At the Battle of Belleau Wood in France in 1918, the Germans described the ferocity and fighting spirit of the US Marines they were battling as tefel hunden, translated Devil Dogs. Devil dog is now a term of endearment in the modern Marine Corps. Many Marines will use it as a alternate term to ascribe to the other Marines in their unit, and some will use it as a motivator and method of praise.
In Philippians 2, starting in verse 19, Paul talks about some servants he hopes to send to the church there at Phillipi. Usually, unless we're looking for a historical context, we skip over these portions of scripture and discount them as just administrative verses, because, after all, Paul was writing a letter to someone, telling them what he was going to do, just as if you and I would send a text, an email, or make a phone call.
But in verse 25, Paul has some very high praise for a man named Epaphroditus. He calls him a brother, a fellow worker in the Lord, and a fellow solider.
I don't know about you, but if Paul would have called me a fellow solider in Christ, I would have seen that as extremely high praise.
I know as Christians we don't seek the praise of men, only the approval of God. But for Paul to call someone a fellow soldier, a fellow Devil Dog, would seem to indicate that he was doing what was approved of God as well.

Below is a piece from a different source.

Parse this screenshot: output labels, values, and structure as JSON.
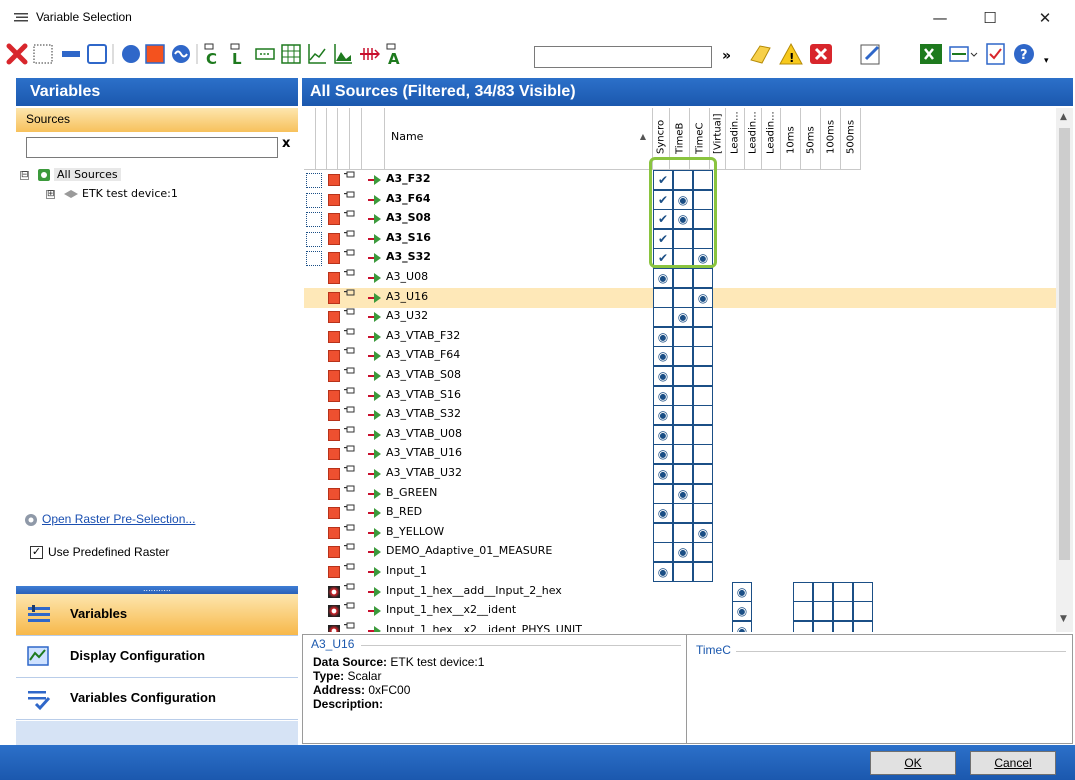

Could Paul say the same thing about you? Would he, today, be able to give you such high praise? If not, then why not?